Before they arrived at the clinic, one of the women screamed, everyone turned to her wondering the reason for her sudden fright, she pointed in a direction, and they were met with a horrible sight. Bodies were piled on several wheelbarrows pushed by some soldiers, and she instantly knew it was them. All of them were dead, none was spared, and as unfair as it seemed, this was how most of them would’ve preferred to die, especially Olamide. Mama Ayo thought of how truly their ignorance led to their early demise, despite the fact she was ecstatic for the cure, her heart tugged at the waste of lives, she felt somewhat guilty for not being persistently convincing to them. Maybe if she actively prevented them from attempting the escape, she may have succeeded, they would’ve resented her but at least they would be alive.
With another glance at the dead, she entered the clinic, thinking of her three joys.
ABOUT THE AUTHOR
OHAKA THELMA is a fiction writer that has been writing since 2018. She has an educational background in Banking and finance from a reputable university in Nigeria.
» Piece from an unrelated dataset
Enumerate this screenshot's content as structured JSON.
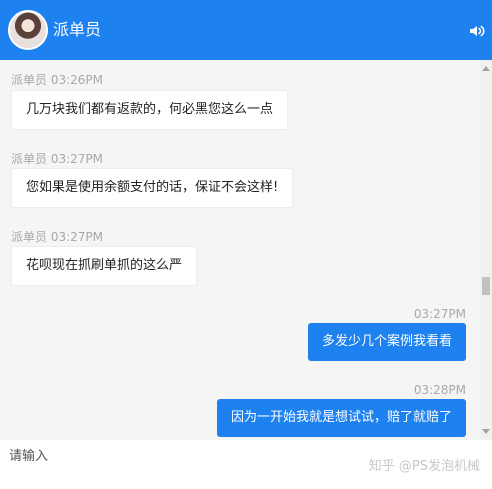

Her works are extremely diverse in genre and could be found in sites such as Medium and Wattpad.